The Star Hunt is the tenth edition of Help A Scientist, an annual project where the Nobel Prize Museum connects school classes around the country with researchers at Swedish universities. The students who participated in the Star Hunt have analyzed details in infrared images from space and marked where there may be dust and particles that are about to form new stars. This has been a great help to the Chalmers astronomers , who can spend more time investigating what the dust clouds contain to increase knowledge about how stars are formed.
The three participating astronomers from Chalmers' department of Space, Earth and Environment - Jonathan Tan, Giuliana Cosentino and Rubén Fedriani are all happy with the results and their participation in the project:
– I was very impressed by the amount of results we got back from the students. They performed a very meticulous work and was committed during the whole project, says Giuliana Cosentino, Chalmers.
– I had great expectations for the project, but the level of commitment shown by the students really exceeded them. The interest shown during the school virtual visits, the questions that the students felt comfortable to ask us directly via email, all this gave me a sense of appreciation for my and my colleagues’ work that is by far the greatest results and reward, says Giuliana Cosentino.
Dark streaks and bright bubbles
The students was given access to a tool called World Wide Telescope, and asked to perform two different tasks. In the first part they were mapping dark streaks, or filaments, and bright structures, "bubbles", in molecular clouds in different star forming regions. The dark filaments are the birth place of many stars and the idea was to answer how and where these filaments arise, and how the bright bubbles are affecting them.
The students mapped 6 000 filaments and 200 bubbles, and contributed greatly to the understanding of these phenomenon.

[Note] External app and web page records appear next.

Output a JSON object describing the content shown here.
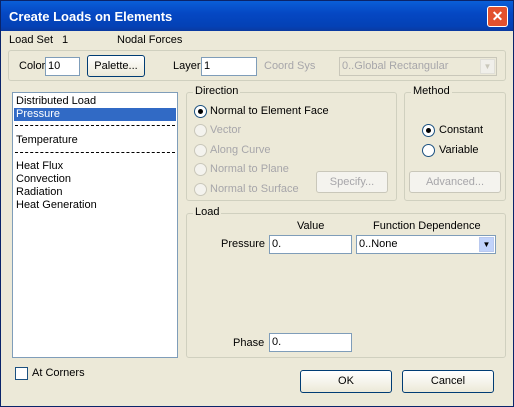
{
  "window": {
    "title": "Create Loads on Elements",
    "close_glyph": "✕"
  },
  "header": {
    "load_set_label": "Load Set",
    "load_set_value": "1",
    "load_type": "Nodal Forces"
  },
  "toolbar": {
    "color_label": "Color",
    "color_value": "10",
    "palette_button": "Palette...",
    "layer_label": "Layer",
    "layer_value": "1",
    "coord_sys_label": "Coord Sys",
    "coord_sys_value": "0..Global Rectangular"
  },
  "load_list": {
    "items": [
      {
        "label": "Distributed Load",
        "selected": false
      },
      {
        "label": "Pressure",
        "selected": true
      },
      {
        "label": "Temperature",
        "selected": false
      },
      {
        "label": "Heat Flux",
        "selected": false
      },
      {
        "label": "Convection",
        "selected": false
      },
      {
        "label": "Radiation",
        "selected": false
      },
      {
        "label": "Heat Generation",
        "selected": false
      }
    ]
  },
  "direction": {
    "title": "Direction",
    "options": [
      {
        "label": "Normal to Element Face",
        "selected": true,
        "enabled": true
      },
      {
        "label": "Vector",
        "selected": false,
        "enabled": false
      },
      {
        "label": "Along Curve",
        "selected": false,
        "enabled": false
      },
      {
        "label": "Normal to Plane",
        "selected": false,
        "enabled": false
      },
      {
        "label": "Normal to Surface",
        "selected": false,
        "enabled": false
      }
    ],
    "specify_button": "Specify..."
  },
  "method": {
    "title": "Method",
    "options": [
      {
        "label": "Constant",
        "selected": true
      },
      {
        "label": "Variable",
        "selected": false
      }
    ],
    "advanced_button": "Advanced..."
  },
  "load": {
    "title": "Load",
    "value_header": "Value",
    "function_header": "Function Dependence",
    "pressure_label": "Pressure",
    "pressure_value": "0.",
    "function_value": "0..None",
    "phase_label": "Phase",
    "phase_value": "0."
  },
  "footer": {
    "at_corners_label": "At Corners",
    "at_corners_checked": false,
    "ok_button": "OK",
    "cancel_button": "Cancel"
  },
  "icons": {
    "dropdown_arrow": "▼"
  },
  "colors": {
    "title_bar": "#0548c4",
    "selection": "#316ac5",
    "dialog_bg": "#ece9d8"
  }
}
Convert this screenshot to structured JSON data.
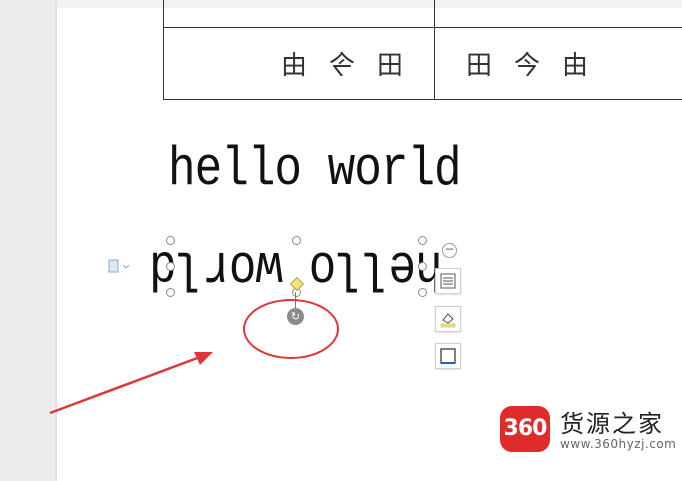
{
  "table": {
    "left_cell": [
      "由",
      "今",
      "田"
    ],
    "right_cell": [
      "田",
      "今",
      "由"
    ]
  },
  "text": {
    "normal": "hello world",
    "flipped": "hello world"
  },
  "toolbar": {
    "collapse_label": "−",
    "icons": [
      "layout-options-icon",
      "fill-color-icon",
      "border-icon"
    ]
  },
  "rotate_glyph": "↻",
  "watermark": {
    "badge": "360",
    "name": "货源之家",
    "url": "www.360hyzj.com"
  },
  "colors": {
    "annotation_red": "#e0363a",
    "badge_red": "#e02b2b",
    "diamond_yellow": "#f2e37a"
  }
}
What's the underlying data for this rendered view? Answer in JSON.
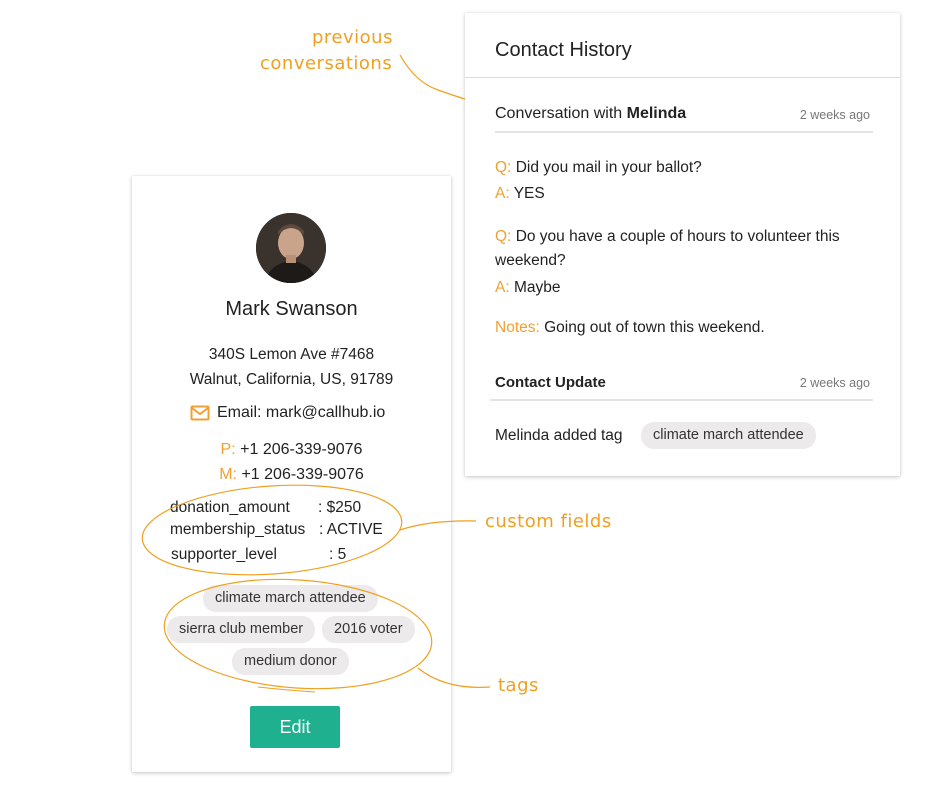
{
  "contact": {
    "name": "Mark Swanson",
    "address_line1": "340S Lemon Ave #7468",
    "address_line2": "Walnut, California, US, 91789",
    "email_label": "Email: mark@callhub.io",
    "phone_prefix": "P:",
    "phone": "+1 206-339-9076",
    "mobile_prefix": "M:",
    "mobile": "+1 206-339-9076",
    "custom_fields": [
      {
        "key": "donation_amount",
        "value": ": $250"
      },
      {
        "key": "membership_status",
        "value": ": ACTIVE"
      },
      {
        "key": "supporter_level",
        "value": ": 5"
      }
    ],
    "tags": [
      "climate march attendee",
      "sierra club member",
      "2016 voter",
      "medium donor"
    ],
    "edit_label": "Edit"
  },
  "history": {
    "title": "Contact History",
    "conversation": {
      "prefix": "Conversation with ",
      "person": "Melinda",
      "time": "2 weeks ago",
      "q_label": "Q:",
      "a_label": "A:",
      "q1": "Did you mail in your ballot?",
      "a1": "YES",
      "q2": "Do you have a couple of hours to volunteer this weekend?",
      "a2": "Maybe",
      "notes_label": "Notes:",
      "notes": "Going out of town this weekend."
    },
    "update": {
      "title": "Contact Update",
      "time": "2 weeks ago",
      "text": "Melinda added tag",
      "tag": "climate march attendee"
    }
  },
  "annotations": {
    "previous_line1": "previous",
    "previous_line2": "conversations",
    "custom_fields": "custom fields",
    "tags": "tags"
  },
  "colors": {
    "accent": "#f0a030",
    "edit_button": "#1fb08f",
    "tag_bg": "#eceaea"
  },
  "icons": {
    "email": "envelope-icon",
    "avatar": "profile-photo"
  }
}
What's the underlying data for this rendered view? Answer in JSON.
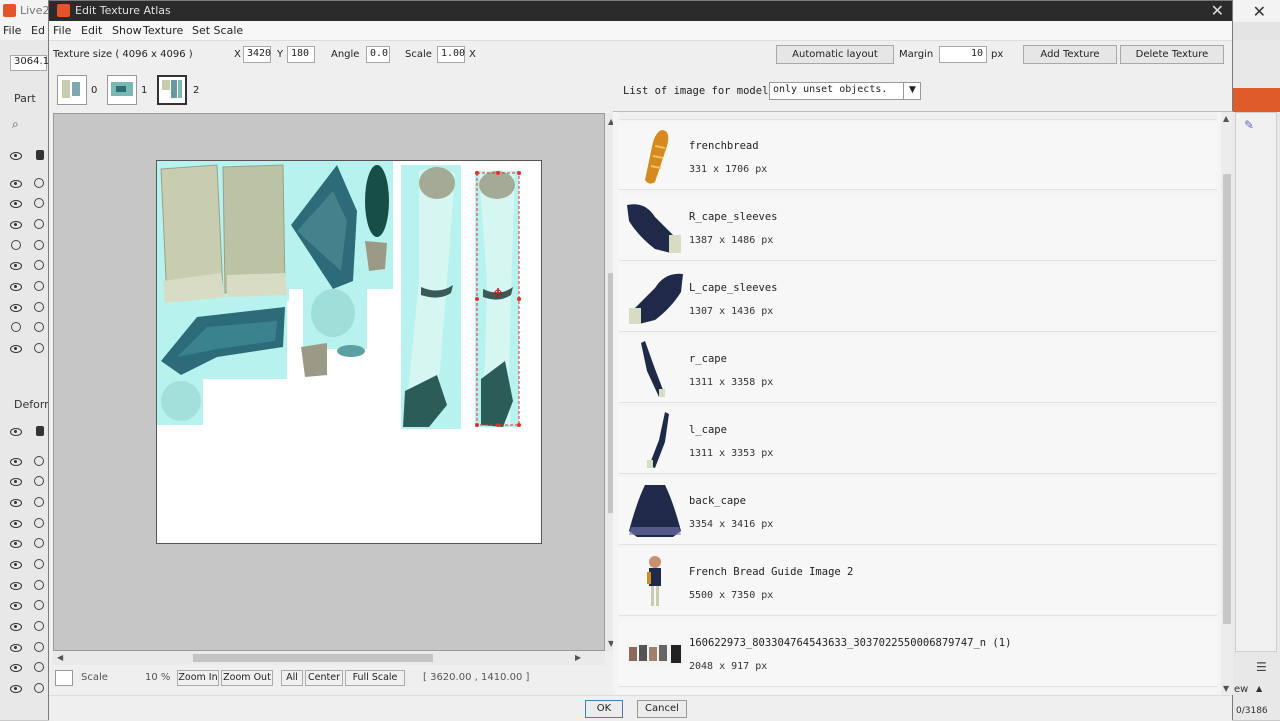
{
  "background_app": {
    "title": "Live2",
    "menu": [
      "File",
      "Ed"
    ],
    "field_value": "3064.1",
    "part_label": "Part",
    "deform_label": "Deforn",
    "right_label": "ew",
    "corner_text": "0/3186"
  },
  "dialog": {
    "title": "Edit Texture Atlas",
    "menu": [
      "File",
      "Edit",
      "Show",
      "Texture",
      "Set Scale"
    ]
  },
  "toolbar": {
    "texture_size_label": "Texture size ( 4096 x 4096 )",
    "x_label": "X",
    "x_value": "3420",
    "y_label": "Y",
    "y_value": "180",
    "angle_label": "Angle",
    "angle_value": "0.0",
    "scale_label": "Scale",
    "scale_value": "1.00",
    "scale_unit": "X",
    "auto_layout": "Automatic layout",
    "margin_label": "Margin",
    "margin_value": "10",
    "margin_unit": "px",
    "add_texture": "Add Texture",
    "delete_texture": "Delete Texture"
  },
  "pages": [
    {
      "num": "0"
    },
    {
      "num": "1"
    },
    {
      "num": "2"
    }
  ],
  "status": {
    "scale_label": "Scale",
    "scale_value": "10 %",
    "zoom_in": "Zoom In",
    "zoom_out": "Zoom Out",
    "all": "All",
    "center": "Center",
    "full_scale": "Full Scale",
    "coords": "[ 3620.00 , 1410.00 ]"
  },
  "list": {
    "label": "List of image for model.",
    "filter_value": "only unset objects.",
    "items": [
      {
        "name": "frenchbread",
        "size": "331 x 1706 px"
      },
      {
        "name": "R_cape_sleeves",
        "size": "1387 x 1486 px"
      },
      {
        "name": "L_cape_sleeves",
        "size": "1307 x 1436 px"
      },
      {
        "name": "r_cape",
        "size": "1311 x 3358 px"
      },
      {
        "name": "l_cape",
        "size": "1311 x 3353 px"
      },
      {
        "name": "back_cape",
        "size": "3354 x 3416 px"
      },
      {
        "name": "French Bread Guide Image 2",
        "size": "5500 x 7350 px"
      },
      {
        "name": "160622973_803304764543633_3037022550006879747_n (1)",
        "size": "2048 x 917 px"
      }
    ]
  },
  "footer": {
    "ok": "OK",
    "cancel": "Cancel"
  },
  "colors": {
    "texture_teal": "#2c6c78",
    "texture_cyan_bg": "#b8f2ee",
    "texture_beige": "#c8cdb0",
    "selection_red": "#e03030",
    "cape_navy": "#1f2a48"
  }
}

In the second task the students were asked to map the stars surrounding massive stars, to test theories about how the massive stars are formed - on their own or if they are influenced by surrounding stars. All in all, 140 000 stars were mapped by the students in the excercise! And the accuracy of their star maps proved to be greater than the previous computerized attempts.
The astronomers will now follow up, analyze and work on the results, and the plan is to showcase the results in at least one coming research paper.
Important to work with school students
– Our research group has a long-standing interest in involving relatively early stage students in research. For example, for the last several years we have been running summer undergraduate research projects at Chalmers. As a result of this work, we were informed about the possibility to work with school students via the Nobel Prize Museum Help a Scientist program - it seemed like an unique and fun opportunity - so we applied, says Jonathan Tan, Chalmers.
– These students are important to work with, since this is an age when they can be making choices about their future careers. We want to give them some experience of scientific research and hope that some will follow such a career path, says Jonathan Tan.
The students also sent in 160 poster, describing their results. Among them Jonathan, Giuliana and Rubén chose a winning team from class 8B in Carlssons skola, Stockholm, who will get to come to Chalmers and Onsala Space Observatory, meet the researchers and learn more about their work.
– I will definitely remember most the interaction with the students. With their passion, curiosity, and fresh ideas, I was motivated to perform my best for them. I will also remember the stimulating teachers that did a great job and the Nobel Prize Museum Staff that worked behind the scenes to run everything smoothly, says Rubén Fedriani, Chalmers.
– I have learnt many things from this project. Not only from the scientific point of view but also from the pedagogical one. The students have taught me that every single detail is of great importance and that a single sentence can inspire one to pursue a career in astronomy, says Rubén Fedriani, Chalmers.
Text: Christian Löwhagen.